One issue that has popped up in Colorado is that mountain town residents have been reporting higher premiums than other residents of the state under Obamacare. Hickenlooper is open to addressing that.
“We have clearly seen the discrepancies in what the costs are in the mountain towns and what the costs are in the rest of the state, and not everyone who lives in a mountain town has a bigger income…” explained Hickenlooper. “For them to have to pay a higher health insurance, it’s not completely clear to me how that makes sense.”
The governor suggested that in 2015, the state might want to consider one insurance pool for the entire state.
“No one has explained to me, what are the components of that higher cost?” said Hickenlooper. “Why is it so much higher?”
With the defeat of Amendment 66 this November, Hickenlooper will also be pressed to find solutions for K-12 education without raising taxes. He is optimistic, however, that some of the reforms can be implemented without asking voters for more money.
“We have the opportunity to address some of the reforms that don’t cost a lot of money, but they will be more difficult because they were part of a package,” said the governor.
He pointed to transparency as one possibility. The school reform package included creating a website that would have allowed parents to track spending.
“I think that can be done relatively inexpensively,” opined Hickenlooper.

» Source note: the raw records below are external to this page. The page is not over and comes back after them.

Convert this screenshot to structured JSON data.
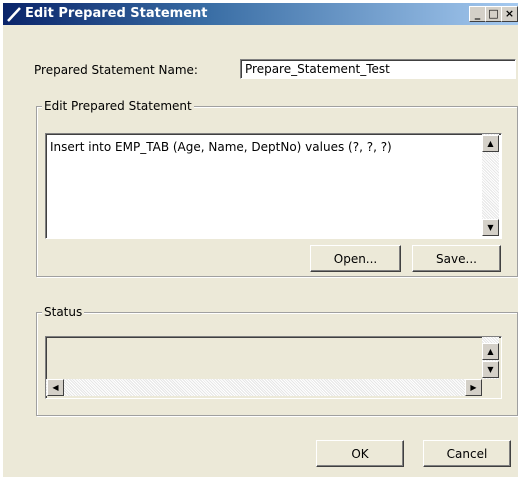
{
  "window": {
    "title": "Edit Prepared Statement",
    "controls": {
      "minimize": "_",
      "maximize": "□",
      "close": "×"
    }
  },
  "form": {
    "name_label": "Prepared Statement Name:",
    "name_value": "Prepare_Statement_Test"
  },
  "edit_group": {
    "legend": "Edit Prepared Statement",
    "statement_text": "Insert into EMP_TAB (Age, Name, DeptNo) values (?, ?, ?)",
    "open_label": "Open...",
    "save_label": "Save..."
  },
  "status_group": {
    "legend": "Status",
    "status_text": ""
  },
  "footer": {
    "ok_label": "OK",
    "cancel_label": "Cancel"
  },
  "icons": {
    "scroll_up": "▲",
    "scroll_down": "▼",
    "scroll_left": "◀",
    "scroll_right": "▶"
  }
}
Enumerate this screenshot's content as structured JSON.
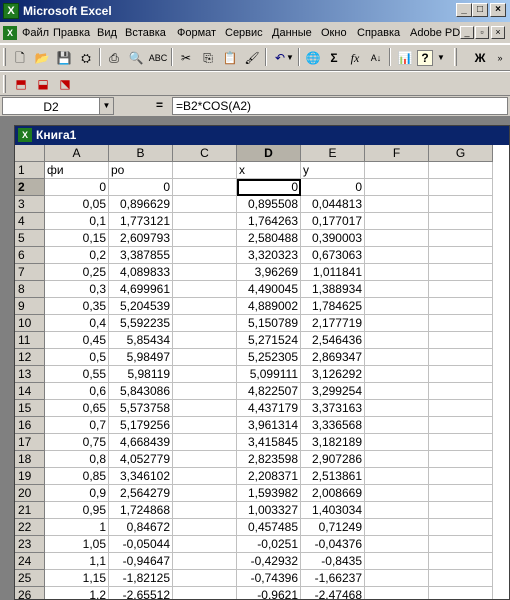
{
  "window": {
    "title": "Microsoft Excel"
  },
  "menu": [
    "Файл",
    "Правка",
    "Вид",
    "Вставка",
    "Формат",
    "Сервис",
    "Данные",
    "Окно",
    "Справка",
    "Adobe PDF"
  ],
  "toolbar": {
    "sigma": "Σ",
    "fx": "fx",
    "zoom_help": "?",
    "bold": "Ж"
  },
  "formula_bar": {
    "name_box": "D2",
    "equals": "=",
    "formula": "=B2*COS(A2)"
  },
  "workbook": {
    "title": "Книга1"
  },
  "sheet": {
    "columns": [
      "A",
      "B",
      "C",
      "D",
      "E",
      "F",
      "G"
    ],
    "header_row": {
      "A": "фи",
      "B": "ро",
      "C": "",
      "D": "x",
      "E": "y"
    },
    "rows": [
      {
        "n": "1",
        "A": "фи",
        "B": "ро",
        "D": "x",
        "E": "y"
      },
      {
        "n": "2",
        "A": "0",
        "B": "0",
        "D": "0",
        "E": "0"
      },
      {
        "n": "3",
        "A": "0,05",
        "B": "0,896629",
        "D": "0,895508",
        "E": "0,044813"
      },
      {
        "n": "4",
        "A": "0,1",
        "B": "1,773121",
        "D": "1,764263",
        "E": "0,177017"
      },
      {
        "n": "5",
        "A": "0,15",
        "B": "2,609793",
        "D": "2,580488",
        "E": "0,390003"
      },
      {
        "n": "6",
        "A": "0,2",
        "B": "3,387855",
        "D": "3,320323",
        "E": "0,673063"
      },
      {
        "n": "7",
        "A": "0,25",
        "B": "4,089833",
        "D": "3,96269",
        "E": "1,011841"
      },
      {
        "n": "8",
        "A": "0,3",
        "B": "4,699961",
        "D": "4,490045",
        "E": "1,388934"
      },
      {
        "n": "9",
        "A": "0,35",
        "B": "5,204539",
        "D": "4,889002",
        "E": "1,784625"
      },
      {
        "n": "10",
        "A": "0,4",
        "B": "5,592235",
        "D": "5,150789",
        "E": "2,177719"
      },
      {
        "n": "11",
        "A": "0,45",
        "B": "5,85434",
        "D": "5,271524",
        "E": "2,546436"
      },
      {
        "n": "12",
        "A": "0,5",
        "B": "5,98497",
        "D": "5,252305",
        "E": "2,869347"
      },
      {
        "n": "13",
        "A": "0,55",
        "B": "5,98119",
        "D": "5,099111",
        "E": "3,126292"
      },
      {
        "n": "14",
        "A": "0,6",
        "B": "5,843086",
        "D": "4,822507",
        "E": "3,299254"
      },
      {
        "n": "15",
        "A": "0,65",
        "B": "5,573758",
        "D": "4,437179",
        "E": "3,373163"
      },
      {
        "n": "16",
        "A": "0,7",
        "B": "5,179256",
        "D": "3,961314",
        "E": "3,336568"
      },
      {
        "n": "17",
        "A": "0,75",
        "B": "4,668439",
        "D": "3,415845",
        "E": "3,182189"
      },
      {
        "n": "18",
        "A": "0,8",
        "B": "4,052779",
        "D": "2,823598",
        "E": "2,907286"
      },
      {
        "n": "19",
        "A": "0,85",
        "B": "3,346102",
        "D": "2,208371",
        "E": "2,513861"
      },
      {
        "n": "20",
        "A": "0,9",
        "B": "2,564279",
        "D": "1,593982",
        "E": "2,008669"
      },
      {
        "n": "21",
        "A": "0,95",
        "B": "1,724868",
        "D": "1,003327",
        "E": "1,403034"
      },
      {
        "n": "22",
        "A": "1",
        "B": "0,84672",
        "D": "0,457485",
        "E": "0,71249"
      },
      {
        "n": "23",
        "A": "1,05",
        "B": "-0,05044",
        "D": "-0,0251",
        "E": "-0,04376"
      },
      {
        "n": "24",
        "A": "1,1",
        "B": "-0,94647",
        "D": "-0,42932",
        "E": "-0,8435"
      },
      {
        "n": "25",
        "A": "1,15",
        "B": "-1,82125",
        "D": "-0,74396",
        "E": "-1,66237"
      },
      {
        "n": "26",
        "A": "1,2",
        "B": "-2,65512",
        "D": "-0,9621",
        "E": "-2,47468"
      }
    ],
    "selected": {
      "col": "D",
      "row": "2"
    }
  }
}
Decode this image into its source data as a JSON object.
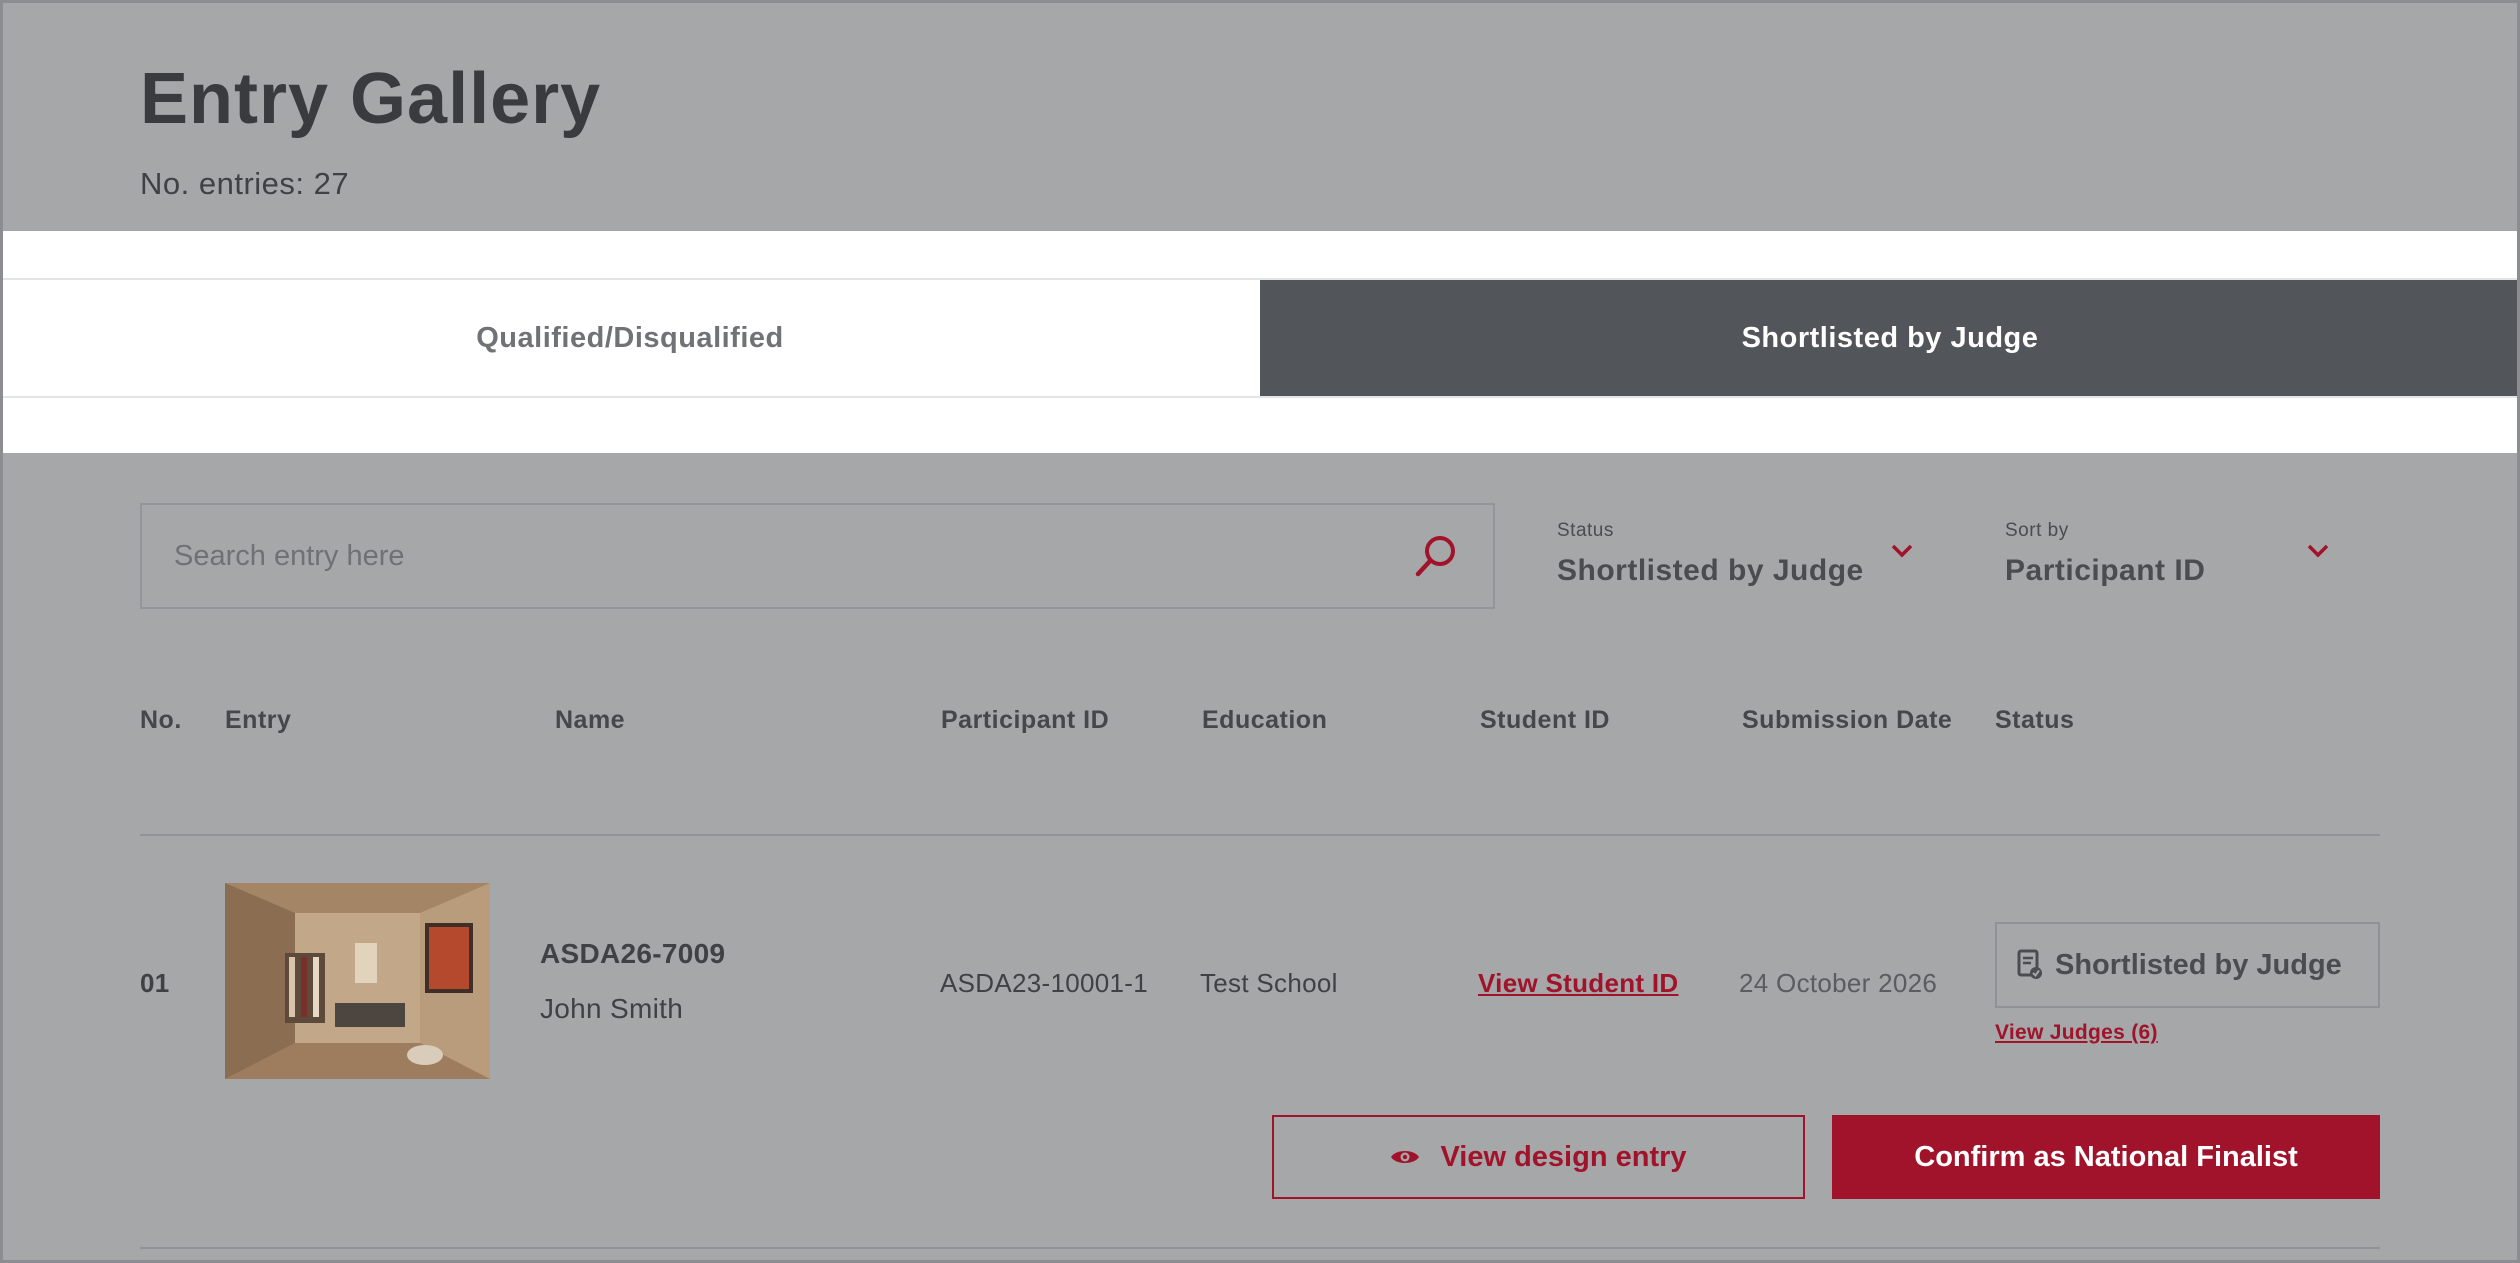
{
  "header": {
    "title": "Entry Gallery",
    "entries_count": "No. entries: 27"
  },
  "tabs": [
    {
      "label": "Qualified/Disqualified",
      "active": false
    },
    {
      "label": "Shortlisted by Judge",
      "active": true
    }
  ],
  "filters": {
    "search_placeholder": "Search entry here",
    "status": {
      "label": "Status",
      "value": "Shortlisted by Judge"
    },
    "sort": {
      "label": "Sort by",
      "value": "Participant ID"
    }
  },
  "table": {
    "headers": [
      "No.",
      "Entry",
      "Name",
      "Participant ID",
      "Education",
      "Student ID",
      "Submission Date",
      "Status"
    ],
    "rows": [
      {
        "no": "01",
        "entry_code": "ASDA26-7009",
        "name": "John Smith",
        "participant_id": "ASDA23-10001-1",
        "education": "Test School",
        "student_id_link": "View Student ID",
        "submission_date": "24 October 2026",
        "status": "Shortlisted by Judge",
        "judges_link": "View Judges (6)",
        "view_button": "View design entry",
        "confirm_button": "Confirm as National Finalist"
      }
    ]
  },
  "colors": {
    "accent": "#a0132a",
    "overlay_bg": "#a6a7a9",
    "tab_active_bg": "#525559"
  },
  "icons": [
    "search-icon",
    "chevron-down-icon",
    "document-check-icon",
    "eye-icon"
  ]
}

But he said the state must still consider long-term fixes to the K-12 system by continuing to have conversations around revenue.
“One of our concerns is as our economy recovers… how do we make sure we’re not taking what are one-time revenues and put them into a base-building context?” he asked.

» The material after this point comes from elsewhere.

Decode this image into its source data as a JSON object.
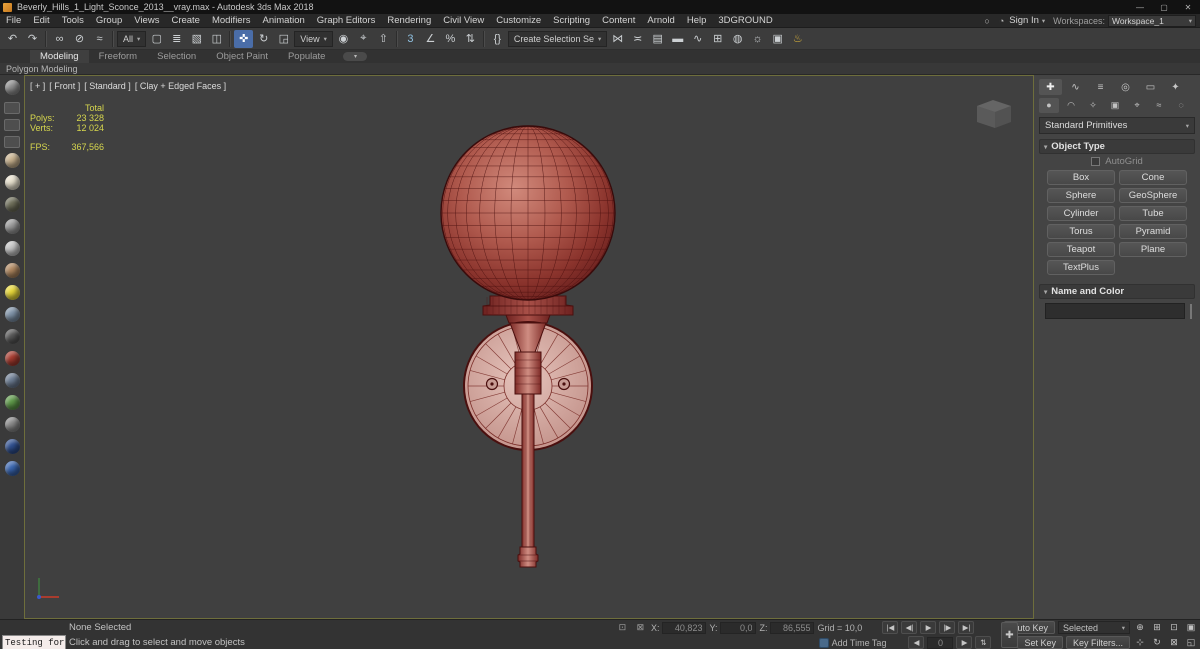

Fires and Flooding
The governor also remains committed to finding a solution for devastating wildfires. Lawmakers last session sent him a bill authorizing funding for an aerial firefighting fleet, but the state budget did not earmark funding for it.
Hickenlooper has been in discussions with other Western governors on sharing assets and developing more rapid response, including sharing a regional aerial fleet to fight fires.
“We would do well to have shared assets and use them in a more concentrated fashion,” he said.
Meanwhile, the state continues to pull its way out of catastrophic flooding. A legislative Flood Disaster Study Committee has recommended bills for introduction aimed at aiding current and future flood recovery efforts.
“We need to get that housing back in place rapidly,” said Hickenlooper. “Mostly what we’ve been trying to bring together is a sense of local control that the state is here as a partner with local communities, but that we have the great sense of urgency, and trust me, so do local communities…”
The governor and his family spent Christmas in Estes Park; even taking a snowshoeing trip on Christmas Eve, to demonstrate that the state is recovering. The flood hit the Estes Park area hard.
“How do we maximize and accelerate our federal funding and our planning and our implementation to get these communities back to people in houses and businesses succeeding?” asked Hickenlooper.